The Scottish Government is penalising families lower down the income scale and letting the wealthy off the hook. Where is the fairness in that? She is right not to raise the threshold, but she should also have stuck to her guns and insisted that those earning more than £150,000 pay just a little more on grounds of social equity. Seems that not even in Scotland are we “all in this together”.
Indeed, there is a strong case that the additional rate should be 60p not 50p. Until Margaret Thatcher took over, the wealthy were paying more than 80p in the pound. By abandoning progressive taxation Ms Sturgeon is adopting precisely the neo-liberal agenda she condemned during the General Election campaign.
She also risks undermining the very cause for which the SNP is supposedly in existence: independence. If, as Ms Sturgeon appears to be saying, you can only have a 50p tax band “UK-wide” then surely that is an argument for remaining in the UK. An independent Scottish economy would be just as vulnerable to tax competition. Wealthy people could still escape the tax by stepping over the Border.
There will anyway be no border for economic purposes under the SNP’s vision of independence because Scotland would still be harnessed to the UK economy through the currency union and the fiscal dominance of the Bank of England. This makes a nonsense of the whole project of creating a “better nation”. If the same wealthy few are going to be dictating policy what point is there in being independent?
The argument that taxation of wealth can only be tackled at a UK level is the reverse of what the SNP was saying during the referendum campaign. Then it was Jim Murphy and Gordon Brown who claimed that only within the Union could the high income earners of the south-east of England be forced to contribute, through taxes, to the welfare of the entire UK. Unfortunately Labour only managed to deliver on its progressive principles at the moment it was about to lose power.
Of course, for many in the SNP, social justice always came second to national “liberation” from the English yoke. For the “45” nationalists, it is about identity and ethnic mythology. But for most Scots, who have never felt oppressed by England, do not want separation and were motivated to vote for Ms Sturgeon because of her social democratic principles, this is a wake-up call.
The u-turn on the 50p rate will be a huge disappointment also to the many supporters of Yes Scotland who joined the SNP after 2014. They had already been placed in the invidious position of justifying a halving of Air Passenger Duty – which is a tax break for well off frequent flyers – and also the Scottish Government’s failure to properly reform council tax.
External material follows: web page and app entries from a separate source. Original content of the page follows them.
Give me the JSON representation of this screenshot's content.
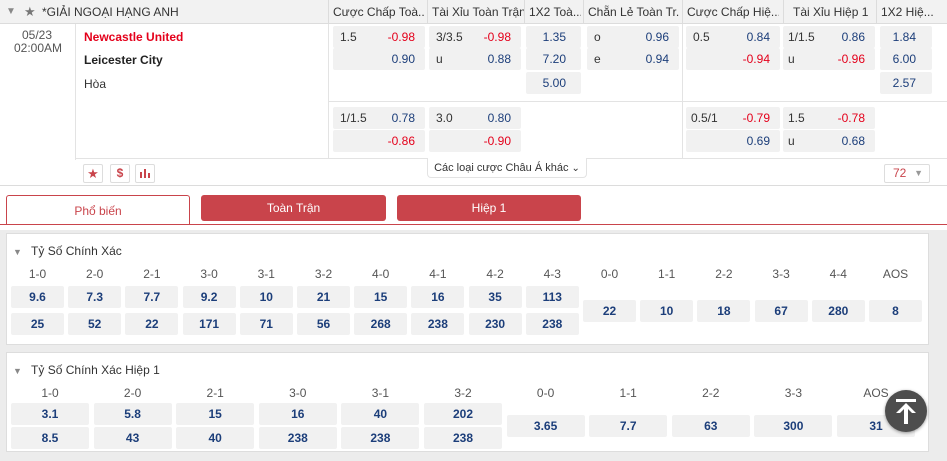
{
  "header": {
    "league": "*GIẢI NGOẠI HẠNG ANH",
    "columns": [
      "Cược Chấp Toà...",
      "Tài Xỉu Toàn Trận",
      "1X2 Toà...",
      "Chẵn Lẻ Toàn Tr...",
      "Cược Chấp Hiệ...",
      "Tài Xỉu Hiệp 1",
      "1X2 Hiệ..."
    ]
  },
  "match": {
    "date": "05/23",
    "time": "02:00AM",
    "home": "Newcastle United",
    "away": "Leicester City",
    "draw": "Hòa",
    "main": {
      "hdp_line": "1.5",
      "hdp_home": "-0.98",
      "hdp_away": "0.90",
      "ou_line": "3/3.5",
      "ou_over": "-0.98",
      "ou_under_label": "u",
      "ou_under": "0.88",
      "x12_home": "1.35",
      "x12_away": "7.20",
      "x12_draw": "5.00",
      "oe_o_label": "o",
      "oe_o": "0.96",
      "oe_e_label": "e",
      "oe_e": "0.94",
      "h1_hdp_line": "0.5",
      "h1_hdp_home": "0.84",
      "h1_hdp_away": "-0.94",
      "h1_ou_line": "1/1.5",
      "h1_ou_over": "0.86",
      "h1_ou_under_label": "u",
      "h1_ou_under": "-0.96",
      "h1_x12_home": "1.84",
      "h1_x12_away": "6.00",
      "h1_x12_draw": "2.57"
    },
    "alt": {
      "hdp_line": "1/1.5",
      "hdp_home": "0.78",
      "hdp_away": "-0.86",
      "ou_line": "3.0",
      "ou_over": "0.80",
      "ou_under": "-0.90",
      "h1_hdp_line": "0.5/1",
      "h1_hdp_home": "-0.79",
      "h1_hdp_away": "0.69",
      "h1_ou_line": "1.5",
      "h1_ou_over": "-0.78",
      "h1_ou_under_label": "u",
      "h1_ou_under": "0.68"
    },
    "more_bets": "Các loại cược Châu Á khác",
    "more_count": "72"
  },
  "tabs": [
    "Phổ biến",
    "Toàn Trận",
    "Hiệp 1"
  ],
  "correct_score": {
    "title": "Tỷ Số Chính Xác",
    "headers": [
      "1-0",
      "2-0",
      "2-1",
      "3-0",
      "3-1",
      "3-2",
      "4-0",
      "4-1",
      "4-2",
      "4-3",
      "0-0",
      "1-1",
      "2-2",
      "3-3",
      "4-4",
      "AOS"
    ],
    "row_home": [
      "9.6",
      "7.3",
      "7.7",
      "9.2",
      "10",
      "21",
      "15",
      "16",
      "35",
      "113"
    ],
    "row_away": [
      "25",
      "52",
      "22",
      "171",
      "71",
      "56",
      "268",
      "238",
      "230",
      "238"
    ],
    "draws": [
      "22",
      "10",
      "18",
      "67",
      "280",
      "8"
    ]
  },
  "correct_score_h1": {
    "title": "Tỷ Số Chính Xác Hiệp 1",
    "headers": [
      "1-0",
      "2-0",
      "2-1",
      "3-0",
      "3-1",
      "3-2",
      "0-0",
      "1-1",
      "2-2",
      "3-3",
      "AOS"
    ],
    "row_home": [
      "3.1",
      "5.8",
      "15",
      "16",
      "40",
      "202"
    ],
    "row_away": [
      "8.5",
      "43",
      "40",
      "238",
      "238",
      "238"
    ],
    "draws": [
      "3.65",
      "7.7",
      "63",
      "300",
      "31"
    ]
  },
  "colors": {
    "accent": "#c9444b",
    "odds_red": "#e4001b",
    "odds_blue": "#1c3e7a"
  }
}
Now they have to follow their leader’s conversion to low tax. I wonder what the SNP MP Mhairi Black, whose maiden speech to the Commons was all about social equity, really thinks of all this. She has to follow the party line. But what does she tell her Paisley constituents? “Eh, the rich don’t like paying taxes, so we’re not going to try”.
This is a critical moment for the SNP. There has always been a strand of economic conservatism in the party and a weakness for financiers. Remember Alex Salmond leaping to the defence of the Scottish banks in 2008 back in the days when he hoped Scotland could emulate the banker-led “tiger” economies like Ireland and Iceland? That didn’t end well.
The SNP is now so confident of its political hegemony that it can park its conscience. But its leaders are mistaken in believing that the 2015 tsunami was all their own work. It was the result of the referendum campaign, which galvanised the working classes with the belief that, for once, voting could actually change something. It will be tragic if they discover they have just voted for more of the same.